The presence of a sleep disorder has a “significant and unique effect” on back pain-related healthcare use—beyond the impact of pain intensity, disability, and other factors, according to a study recently published in Spine. Authors Daniel Rhon (Brooke Army Medical Center, San Antonio, USA) and colleagues believe that assessing sleep disorders in patients with back pain “could provide an important indication of risk for high pain-related healthcare use.”
The study included 757 patients with low back pain attending self-management classes at a US military hospital. More than two-thirds of patients were men; over 80% were military service members.
The researchers assessed standard scores for pain intensity and disability, along with the presence of diagnosed sleep disorders and daytime sleepiness. These factors were evaluated for association with the amount of healthcare for low back pain (total number of medical visits and costs of related care) in the year after the self-management classes.
As a group, the patients had relatively mild back pain: the average pain score was 2.4 out of 5 and average disability score 18.7 out of 100. However, 26% had a diagnosed sleep disorder—most commonly insomnia.
“The number of visits for low back pain was significantly associated with pain intensity, disability, and history of sleep disorder,” Rhon and colleagues write. Pain, disability, and diagnosed sleep disorders were also linked to increased costs for treating back pain. Daytime sleepiness, although a key symptom of sleep disorders, was unrelated to healthcare visits or costs.
Sleep disorders were associated with higher low back pain-related healthcare visits and costs at all levels of pain and disability. For example, at a disability score of 20, the average number of low back pain-related healthcare visits was 5.4 for patients with sleep disorders versus 3.5 for those without sleep disorders. At the same disability score, average healthcare costs were about US$1,254 for patients with sleep disorders versus US$766 for those without.

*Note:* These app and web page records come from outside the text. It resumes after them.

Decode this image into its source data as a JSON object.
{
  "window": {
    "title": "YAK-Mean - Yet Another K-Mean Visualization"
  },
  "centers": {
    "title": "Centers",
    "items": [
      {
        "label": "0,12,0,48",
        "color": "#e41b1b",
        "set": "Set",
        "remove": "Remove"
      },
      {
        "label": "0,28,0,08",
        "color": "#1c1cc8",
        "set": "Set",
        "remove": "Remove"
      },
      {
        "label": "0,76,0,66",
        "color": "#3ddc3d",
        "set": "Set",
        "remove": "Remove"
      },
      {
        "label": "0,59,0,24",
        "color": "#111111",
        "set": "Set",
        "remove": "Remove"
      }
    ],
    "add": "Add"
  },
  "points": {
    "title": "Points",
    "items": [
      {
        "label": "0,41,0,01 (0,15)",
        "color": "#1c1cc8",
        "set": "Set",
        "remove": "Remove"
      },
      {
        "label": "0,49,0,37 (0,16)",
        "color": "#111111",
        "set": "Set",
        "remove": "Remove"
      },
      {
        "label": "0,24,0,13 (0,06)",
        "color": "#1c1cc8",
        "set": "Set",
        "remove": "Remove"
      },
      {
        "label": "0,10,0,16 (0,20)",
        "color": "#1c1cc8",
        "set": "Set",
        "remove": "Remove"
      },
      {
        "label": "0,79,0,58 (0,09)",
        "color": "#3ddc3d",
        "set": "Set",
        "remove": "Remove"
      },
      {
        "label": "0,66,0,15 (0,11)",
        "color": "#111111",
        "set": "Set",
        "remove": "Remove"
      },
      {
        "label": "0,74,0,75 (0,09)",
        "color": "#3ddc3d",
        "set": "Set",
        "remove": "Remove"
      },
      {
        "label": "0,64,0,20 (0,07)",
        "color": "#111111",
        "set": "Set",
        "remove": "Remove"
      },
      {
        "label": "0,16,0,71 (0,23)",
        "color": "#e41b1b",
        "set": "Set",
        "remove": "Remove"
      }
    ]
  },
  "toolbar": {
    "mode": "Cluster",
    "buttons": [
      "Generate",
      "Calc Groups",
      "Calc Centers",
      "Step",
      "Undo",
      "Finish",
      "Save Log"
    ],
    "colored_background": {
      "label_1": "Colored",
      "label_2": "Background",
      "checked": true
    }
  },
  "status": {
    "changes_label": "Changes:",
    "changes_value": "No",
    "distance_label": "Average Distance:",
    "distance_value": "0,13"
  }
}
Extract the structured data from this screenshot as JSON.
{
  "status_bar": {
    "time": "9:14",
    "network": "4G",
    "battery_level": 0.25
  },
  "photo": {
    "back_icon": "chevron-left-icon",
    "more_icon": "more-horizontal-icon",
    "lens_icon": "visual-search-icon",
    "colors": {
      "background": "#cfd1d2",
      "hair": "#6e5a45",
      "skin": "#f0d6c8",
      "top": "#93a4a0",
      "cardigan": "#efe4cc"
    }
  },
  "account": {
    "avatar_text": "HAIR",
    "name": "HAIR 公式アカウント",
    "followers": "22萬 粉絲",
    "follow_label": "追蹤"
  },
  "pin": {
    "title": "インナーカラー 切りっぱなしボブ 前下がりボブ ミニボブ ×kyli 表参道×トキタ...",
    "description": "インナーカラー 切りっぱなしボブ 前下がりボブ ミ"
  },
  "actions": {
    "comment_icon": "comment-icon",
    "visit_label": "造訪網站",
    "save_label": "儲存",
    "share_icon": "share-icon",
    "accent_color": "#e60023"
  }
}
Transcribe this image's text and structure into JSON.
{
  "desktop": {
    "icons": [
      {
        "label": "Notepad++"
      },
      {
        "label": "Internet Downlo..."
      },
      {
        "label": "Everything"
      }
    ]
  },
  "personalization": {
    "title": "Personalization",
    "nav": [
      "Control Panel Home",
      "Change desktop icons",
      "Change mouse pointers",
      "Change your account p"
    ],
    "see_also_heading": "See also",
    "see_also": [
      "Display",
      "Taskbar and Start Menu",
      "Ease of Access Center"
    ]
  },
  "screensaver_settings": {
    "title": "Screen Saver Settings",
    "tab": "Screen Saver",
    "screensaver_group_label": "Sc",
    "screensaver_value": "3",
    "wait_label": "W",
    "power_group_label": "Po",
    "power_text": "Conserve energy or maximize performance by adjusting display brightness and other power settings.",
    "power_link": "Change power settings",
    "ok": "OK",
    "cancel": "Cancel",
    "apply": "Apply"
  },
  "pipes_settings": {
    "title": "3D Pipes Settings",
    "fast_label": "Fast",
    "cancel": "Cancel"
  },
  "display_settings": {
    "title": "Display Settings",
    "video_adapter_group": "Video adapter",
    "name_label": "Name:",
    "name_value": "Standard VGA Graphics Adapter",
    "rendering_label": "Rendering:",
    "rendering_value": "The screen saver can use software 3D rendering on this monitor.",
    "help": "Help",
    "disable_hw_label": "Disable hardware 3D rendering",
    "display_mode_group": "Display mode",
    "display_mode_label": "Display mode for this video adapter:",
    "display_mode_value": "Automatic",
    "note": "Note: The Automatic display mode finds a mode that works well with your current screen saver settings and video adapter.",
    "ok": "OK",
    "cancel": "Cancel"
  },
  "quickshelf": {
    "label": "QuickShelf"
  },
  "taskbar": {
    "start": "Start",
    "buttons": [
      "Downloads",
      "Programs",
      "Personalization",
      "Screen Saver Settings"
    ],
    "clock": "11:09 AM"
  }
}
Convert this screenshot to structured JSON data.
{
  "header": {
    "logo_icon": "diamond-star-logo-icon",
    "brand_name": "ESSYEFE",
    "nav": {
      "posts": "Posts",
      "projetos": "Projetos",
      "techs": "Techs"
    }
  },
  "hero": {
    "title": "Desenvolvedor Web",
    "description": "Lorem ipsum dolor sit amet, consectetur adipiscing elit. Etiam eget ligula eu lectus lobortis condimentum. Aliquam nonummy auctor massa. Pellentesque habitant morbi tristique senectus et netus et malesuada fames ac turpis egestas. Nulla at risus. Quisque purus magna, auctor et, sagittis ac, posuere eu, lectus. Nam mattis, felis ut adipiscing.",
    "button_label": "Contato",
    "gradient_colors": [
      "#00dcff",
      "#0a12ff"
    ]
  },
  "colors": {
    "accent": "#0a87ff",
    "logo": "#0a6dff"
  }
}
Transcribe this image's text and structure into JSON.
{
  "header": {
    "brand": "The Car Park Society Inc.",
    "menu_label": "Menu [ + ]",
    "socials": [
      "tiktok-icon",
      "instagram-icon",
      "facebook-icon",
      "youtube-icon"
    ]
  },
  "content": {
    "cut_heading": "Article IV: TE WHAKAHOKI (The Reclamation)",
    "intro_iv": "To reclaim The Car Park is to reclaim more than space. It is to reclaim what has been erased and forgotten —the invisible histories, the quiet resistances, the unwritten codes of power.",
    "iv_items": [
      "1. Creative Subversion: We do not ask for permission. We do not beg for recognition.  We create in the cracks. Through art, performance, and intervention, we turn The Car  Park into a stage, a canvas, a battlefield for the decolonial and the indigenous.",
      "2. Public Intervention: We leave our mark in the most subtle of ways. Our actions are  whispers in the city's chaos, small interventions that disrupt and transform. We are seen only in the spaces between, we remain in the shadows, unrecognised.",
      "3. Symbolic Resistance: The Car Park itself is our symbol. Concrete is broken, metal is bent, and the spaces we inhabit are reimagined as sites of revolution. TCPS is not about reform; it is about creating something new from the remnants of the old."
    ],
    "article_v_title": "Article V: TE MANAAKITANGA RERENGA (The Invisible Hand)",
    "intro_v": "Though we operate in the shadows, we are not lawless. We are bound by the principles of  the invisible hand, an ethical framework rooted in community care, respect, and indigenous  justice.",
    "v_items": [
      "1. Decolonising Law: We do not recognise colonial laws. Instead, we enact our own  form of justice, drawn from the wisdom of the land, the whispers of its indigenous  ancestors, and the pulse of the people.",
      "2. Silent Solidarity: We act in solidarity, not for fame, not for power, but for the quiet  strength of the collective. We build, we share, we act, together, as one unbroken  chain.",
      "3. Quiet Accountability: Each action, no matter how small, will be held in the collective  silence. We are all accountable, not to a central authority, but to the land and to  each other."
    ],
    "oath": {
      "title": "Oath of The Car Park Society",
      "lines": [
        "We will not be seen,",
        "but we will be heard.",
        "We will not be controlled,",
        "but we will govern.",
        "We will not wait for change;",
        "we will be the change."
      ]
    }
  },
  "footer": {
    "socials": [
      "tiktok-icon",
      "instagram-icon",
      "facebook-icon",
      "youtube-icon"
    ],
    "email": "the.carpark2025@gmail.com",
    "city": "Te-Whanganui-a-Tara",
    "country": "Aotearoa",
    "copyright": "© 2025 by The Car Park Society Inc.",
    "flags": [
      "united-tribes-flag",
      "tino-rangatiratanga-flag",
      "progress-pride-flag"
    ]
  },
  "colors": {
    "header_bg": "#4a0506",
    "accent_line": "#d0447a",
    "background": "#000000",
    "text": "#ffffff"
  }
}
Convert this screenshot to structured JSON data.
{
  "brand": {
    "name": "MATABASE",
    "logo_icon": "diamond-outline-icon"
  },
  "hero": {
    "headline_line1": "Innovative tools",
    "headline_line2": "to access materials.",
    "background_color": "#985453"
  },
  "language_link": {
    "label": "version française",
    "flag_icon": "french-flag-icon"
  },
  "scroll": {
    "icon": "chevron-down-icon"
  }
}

The impact of sleep disorders was even greater at higher levels of pain and disability. However, the study found no “moderating effect”—sleep disorders did not explain the increases in healthcare visits or costs for patients with higher pain or disability scores.
Low back pain is a very common condition and a major contributor to high levels of healthcare use and increased costs. Previous studies have suggested that sleep quality may contribute to outcomes for patients with musculoskeletal pain conditions, including back pain.
The new findings show that patients with diagnosed sleep disorders have higher healthcare use and costs for low back pain, independent of the effects of pain intensity and disability scores. Rhon and coauthors write, “The presence of sleep disorders is not often evaluated during the clinical management of low back pain, but could provide an important indication of risk for high pain-related healthcare use.” That may be especially important with new healthcare reimbursement models emphasising higher-quality, lower-cost care.
Rhon and colleagues call for further research to clarify how sleep disorders affect the outcomes of low back pain—including studies of patients with higher pain intensity and disability scores. They also discuss possible treatment implications, such as appropriate screening for disordered sleep earlier in the care management pathway. This also includes the need for clinical decision aids that improve management of disordered sleep for patients with back pain, as well as thresholds for referral to a sleep specialist.